Interesting feature of this graph. Consider 2 points on the parabola, I'll take (-2,4) and (4,16). By multipling the positive x values (2*4=8), you can get the y-intercept of the line from (-2,4) to (4,16). Proof: The line including (-2,4) and (4, 16) is written as y=2x+8. Thus, the y-intercept is 8. My question is why does this work?
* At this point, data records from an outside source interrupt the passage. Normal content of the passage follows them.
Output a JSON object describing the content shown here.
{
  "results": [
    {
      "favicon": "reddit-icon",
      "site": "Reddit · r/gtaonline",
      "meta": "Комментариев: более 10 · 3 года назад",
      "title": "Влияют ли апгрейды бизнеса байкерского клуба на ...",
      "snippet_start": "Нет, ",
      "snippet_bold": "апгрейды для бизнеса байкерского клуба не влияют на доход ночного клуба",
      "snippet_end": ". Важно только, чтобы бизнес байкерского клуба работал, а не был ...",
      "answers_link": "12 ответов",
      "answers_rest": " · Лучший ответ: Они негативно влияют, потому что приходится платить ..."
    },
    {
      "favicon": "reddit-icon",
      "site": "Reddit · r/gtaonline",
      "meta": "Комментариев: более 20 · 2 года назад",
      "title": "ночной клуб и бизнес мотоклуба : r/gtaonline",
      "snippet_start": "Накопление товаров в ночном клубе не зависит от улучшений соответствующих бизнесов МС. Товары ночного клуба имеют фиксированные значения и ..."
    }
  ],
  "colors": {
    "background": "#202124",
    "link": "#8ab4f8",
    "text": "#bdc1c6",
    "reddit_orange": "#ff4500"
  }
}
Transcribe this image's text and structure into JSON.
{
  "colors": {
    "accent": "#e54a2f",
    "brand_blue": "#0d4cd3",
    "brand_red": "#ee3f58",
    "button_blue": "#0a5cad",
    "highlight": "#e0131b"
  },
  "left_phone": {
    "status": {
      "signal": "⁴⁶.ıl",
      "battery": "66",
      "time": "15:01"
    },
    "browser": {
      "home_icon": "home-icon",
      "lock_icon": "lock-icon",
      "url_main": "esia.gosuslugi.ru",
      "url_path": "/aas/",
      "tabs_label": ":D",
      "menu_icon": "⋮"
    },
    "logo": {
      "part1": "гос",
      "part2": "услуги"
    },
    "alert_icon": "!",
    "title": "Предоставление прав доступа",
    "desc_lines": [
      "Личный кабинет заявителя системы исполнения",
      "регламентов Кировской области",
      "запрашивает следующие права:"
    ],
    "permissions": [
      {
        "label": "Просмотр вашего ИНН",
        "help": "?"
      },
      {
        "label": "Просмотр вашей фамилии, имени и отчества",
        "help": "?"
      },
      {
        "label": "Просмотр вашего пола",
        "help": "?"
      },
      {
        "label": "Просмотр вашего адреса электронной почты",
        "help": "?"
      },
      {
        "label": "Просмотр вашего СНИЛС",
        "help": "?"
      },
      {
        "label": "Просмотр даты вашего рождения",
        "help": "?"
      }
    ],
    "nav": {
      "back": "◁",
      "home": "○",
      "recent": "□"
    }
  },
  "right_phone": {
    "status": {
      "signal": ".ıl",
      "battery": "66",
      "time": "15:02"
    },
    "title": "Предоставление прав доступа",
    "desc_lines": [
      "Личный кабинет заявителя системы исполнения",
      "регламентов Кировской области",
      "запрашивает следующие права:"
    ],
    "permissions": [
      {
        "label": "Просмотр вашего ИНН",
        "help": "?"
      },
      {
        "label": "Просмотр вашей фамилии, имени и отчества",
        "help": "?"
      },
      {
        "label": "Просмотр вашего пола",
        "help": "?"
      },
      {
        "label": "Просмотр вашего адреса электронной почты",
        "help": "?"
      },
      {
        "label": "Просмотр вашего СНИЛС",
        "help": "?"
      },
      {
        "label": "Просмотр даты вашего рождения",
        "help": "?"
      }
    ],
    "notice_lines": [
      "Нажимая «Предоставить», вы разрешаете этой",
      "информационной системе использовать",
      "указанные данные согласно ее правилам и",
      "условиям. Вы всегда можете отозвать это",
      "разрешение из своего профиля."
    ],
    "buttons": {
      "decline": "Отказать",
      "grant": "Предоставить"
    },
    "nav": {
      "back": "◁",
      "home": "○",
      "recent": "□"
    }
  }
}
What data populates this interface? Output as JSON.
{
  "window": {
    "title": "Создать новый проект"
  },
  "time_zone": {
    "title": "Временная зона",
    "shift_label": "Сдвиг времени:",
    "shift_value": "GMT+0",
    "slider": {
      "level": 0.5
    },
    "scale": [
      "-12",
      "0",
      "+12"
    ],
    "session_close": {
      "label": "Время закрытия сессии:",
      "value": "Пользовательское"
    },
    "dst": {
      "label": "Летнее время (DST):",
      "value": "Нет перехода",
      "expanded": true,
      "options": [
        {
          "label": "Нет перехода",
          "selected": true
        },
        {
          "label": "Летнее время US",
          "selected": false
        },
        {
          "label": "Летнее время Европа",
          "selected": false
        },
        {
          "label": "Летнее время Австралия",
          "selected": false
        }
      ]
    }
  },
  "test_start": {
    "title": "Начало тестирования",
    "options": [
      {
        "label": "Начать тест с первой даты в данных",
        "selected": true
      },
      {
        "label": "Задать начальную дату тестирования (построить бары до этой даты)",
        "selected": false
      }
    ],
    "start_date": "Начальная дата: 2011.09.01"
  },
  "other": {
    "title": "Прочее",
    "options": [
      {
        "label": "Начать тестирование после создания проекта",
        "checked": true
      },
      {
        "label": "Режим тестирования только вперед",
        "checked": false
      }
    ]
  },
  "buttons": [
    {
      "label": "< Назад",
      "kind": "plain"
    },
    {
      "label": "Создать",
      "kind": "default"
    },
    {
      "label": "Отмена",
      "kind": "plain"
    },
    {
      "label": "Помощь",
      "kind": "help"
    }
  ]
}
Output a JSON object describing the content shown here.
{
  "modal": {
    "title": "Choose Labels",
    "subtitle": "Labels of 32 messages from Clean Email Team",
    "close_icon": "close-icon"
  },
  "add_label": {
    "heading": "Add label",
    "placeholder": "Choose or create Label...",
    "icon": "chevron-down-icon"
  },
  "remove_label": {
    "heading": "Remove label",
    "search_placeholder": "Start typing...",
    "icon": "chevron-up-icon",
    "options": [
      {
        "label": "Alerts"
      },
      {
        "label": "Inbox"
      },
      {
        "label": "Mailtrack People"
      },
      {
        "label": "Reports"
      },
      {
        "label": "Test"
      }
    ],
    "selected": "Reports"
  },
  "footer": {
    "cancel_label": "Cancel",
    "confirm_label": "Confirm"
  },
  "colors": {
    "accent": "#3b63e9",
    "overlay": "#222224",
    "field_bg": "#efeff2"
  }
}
I've been trying to figure it out for a while, and I am completly stumped on this one... Any help would be greatly appreciated!
First find the general equation for the slope b in terms of x1, y1, x2, and y2. Then use the fact that y1 = x1^2 and y2 = x2^2. Actually it's not the product of the absolute value of the x values, it's the opposite of the product of the x values.
Start from the 2 point formula for a line. [tex] \frac {y - y_1} {x - x_1} = \frac {y_2 - y_1} {x_2 - x_1} [/tex] The formula for your parabola is [tex] y = x^2 [/tex] So we can write [tex] y_1 = x_1^2 [/tex] and [tex] y_2 = x_2^2 [/tex] Use this information in the 2 point formula to get [tex] \frac {y - y_1} {x - x_1} = \frac {x_2^2 - x_1^2} {x_2 - x_1} [/tex] Note that the numerator on the Right Hand Side is the differenc of squares and can be factored to get [tex] \frac {y - y_1} {x - x_1} = \frac {(x_2 - x_1) (x_2 + x_1)} {x_2 - x_1} [/tex] Cancel like factors in the RHS [tex] \frac {y - y_1} {x - x_1} = (x_2 + x_1) [/tex] Now rearrange this to get [tex] y - y_1 = (x - x_1) (x_2 + x_1)[/tex] Simplify to get: [tex] y = x (x_2 + x_1) - x_1 x_2[/tex] Clearly you are correct for the simple parabola, in addition it can be seen that the slope of the line is the sum of the x coordinates.